Dataset rows describing interfaces:
══════════════════════════════
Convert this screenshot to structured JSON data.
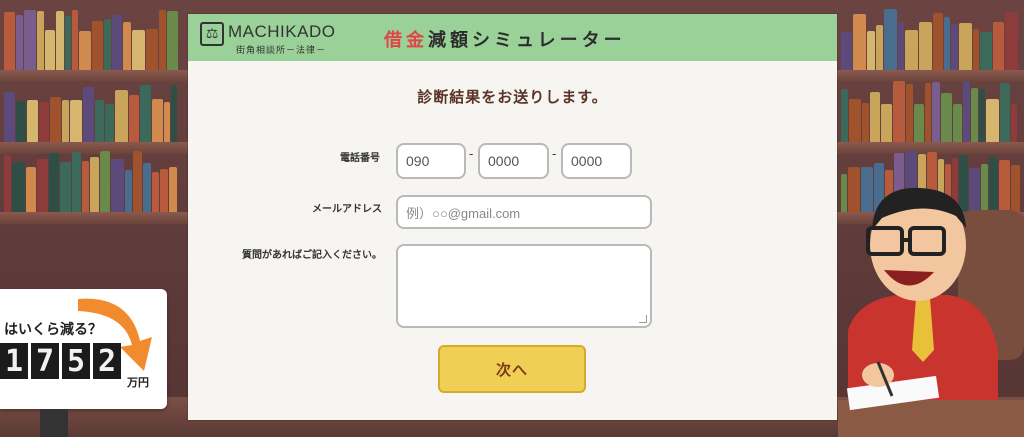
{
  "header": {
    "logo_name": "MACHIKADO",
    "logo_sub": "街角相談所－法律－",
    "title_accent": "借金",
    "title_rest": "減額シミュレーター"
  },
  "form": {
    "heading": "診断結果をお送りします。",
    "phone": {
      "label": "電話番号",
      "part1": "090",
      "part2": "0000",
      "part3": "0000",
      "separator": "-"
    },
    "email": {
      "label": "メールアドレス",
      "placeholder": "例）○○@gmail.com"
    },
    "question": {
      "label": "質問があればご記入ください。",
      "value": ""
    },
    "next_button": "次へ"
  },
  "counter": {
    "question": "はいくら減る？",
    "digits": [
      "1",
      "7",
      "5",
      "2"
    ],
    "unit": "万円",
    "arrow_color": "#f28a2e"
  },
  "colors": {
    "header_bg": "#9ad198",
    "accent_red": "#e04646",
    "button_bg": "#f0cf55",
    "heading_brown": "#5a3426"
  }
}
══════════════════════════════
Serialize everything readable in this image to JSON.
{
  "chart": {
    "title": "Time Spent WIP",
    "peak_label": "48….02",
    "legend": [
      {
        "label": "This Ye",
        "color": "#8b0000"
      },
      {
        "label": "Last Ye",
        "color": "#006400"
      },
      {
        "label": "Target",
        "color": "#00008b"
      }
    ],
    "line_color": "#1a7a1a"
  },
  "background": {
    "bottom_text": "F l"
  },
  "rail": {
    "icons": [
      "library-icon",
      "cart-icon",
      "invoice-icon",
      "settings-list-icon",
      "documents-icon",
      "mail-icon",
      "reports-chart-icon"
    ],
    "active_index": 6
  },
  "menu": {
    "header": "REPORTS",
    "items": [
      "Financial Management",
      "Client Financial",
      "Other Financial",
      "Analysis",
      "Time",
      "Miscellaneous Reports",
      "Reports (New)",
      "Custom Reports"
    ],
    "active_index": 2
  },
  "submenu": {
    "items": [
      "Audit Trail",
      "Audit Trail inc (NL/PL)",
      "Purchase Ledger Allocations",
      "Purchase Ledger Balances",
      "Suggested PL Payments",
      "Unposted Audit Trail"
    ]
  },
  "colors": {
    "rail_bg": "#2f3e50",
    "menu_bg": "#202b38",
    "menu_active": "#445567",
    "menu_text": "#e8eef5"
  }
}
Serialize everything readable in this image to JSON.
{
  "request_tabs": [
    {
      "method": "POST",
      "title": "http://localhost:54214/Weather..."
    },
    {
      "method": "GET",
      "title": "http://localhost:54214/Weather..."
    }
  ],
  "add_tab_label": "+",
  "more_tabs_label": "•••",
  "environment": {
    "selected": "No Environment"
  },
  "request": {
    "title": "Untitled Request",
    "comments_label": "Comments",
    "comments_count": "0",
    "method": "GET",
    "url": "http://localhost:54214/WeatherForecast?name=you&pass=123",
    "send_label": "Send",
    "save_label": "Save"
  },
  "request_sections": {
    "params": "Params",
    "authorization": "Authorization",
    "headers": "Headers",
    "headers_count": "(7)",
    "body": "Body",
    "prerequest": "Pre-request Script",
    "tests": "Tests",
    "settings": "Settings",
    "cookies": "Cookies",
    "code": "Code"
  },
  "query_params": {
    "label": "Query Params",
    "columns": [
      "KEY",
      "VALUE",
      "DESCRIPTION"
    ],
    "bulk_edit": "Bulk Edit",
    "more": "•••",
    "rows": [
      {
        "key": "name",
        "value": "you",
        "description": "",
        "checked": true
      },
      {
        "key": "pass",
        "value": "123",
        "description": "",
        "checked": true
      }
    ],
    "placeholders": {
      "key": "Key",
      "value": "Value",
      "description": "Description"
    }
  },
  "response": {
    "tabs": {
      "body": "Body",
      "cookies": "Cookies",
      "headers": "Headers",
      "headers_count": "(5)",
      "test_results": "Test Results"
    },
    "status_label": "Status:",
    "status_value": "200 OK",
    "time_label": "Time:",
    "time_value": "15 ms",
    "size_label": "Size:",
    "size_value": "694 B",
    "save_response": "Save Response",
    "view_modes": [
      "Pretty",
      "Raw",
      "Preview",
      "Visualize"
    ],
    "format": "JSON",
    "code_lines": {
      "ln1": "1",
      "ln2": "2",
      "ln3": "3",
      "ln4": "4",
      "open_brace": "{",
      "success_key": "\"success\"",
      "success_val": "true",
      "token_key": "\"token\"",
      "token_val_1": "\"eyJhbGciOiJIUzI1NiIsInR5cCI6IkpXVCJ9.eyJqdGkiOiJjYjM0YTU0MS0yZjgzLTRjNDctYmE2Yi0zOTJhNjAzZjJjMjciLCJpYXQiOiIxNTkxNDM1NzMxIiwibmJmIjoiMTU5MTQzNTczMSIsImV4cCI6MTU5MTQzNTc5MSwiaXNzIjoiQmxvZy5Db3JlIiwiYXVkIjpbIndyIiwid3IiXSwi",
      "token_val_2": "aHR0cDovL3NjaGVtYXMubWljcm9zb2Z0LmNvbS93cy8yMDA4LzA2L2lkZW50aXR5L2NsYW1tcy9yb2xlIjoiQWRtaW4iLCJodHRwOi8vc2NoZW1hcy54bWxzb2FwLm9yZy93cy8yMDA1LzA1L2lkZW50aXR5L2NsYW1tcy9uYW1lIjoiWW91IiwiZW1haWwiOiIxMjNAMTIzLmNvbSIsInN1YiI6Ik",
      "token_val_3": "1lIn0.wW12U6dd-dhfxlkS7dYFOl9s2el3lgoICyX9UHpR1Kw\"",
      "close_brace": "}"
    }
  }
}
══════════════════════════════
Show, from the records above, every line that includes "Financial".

      "Financial Management",
      "Client Financial",
      "Other Financial",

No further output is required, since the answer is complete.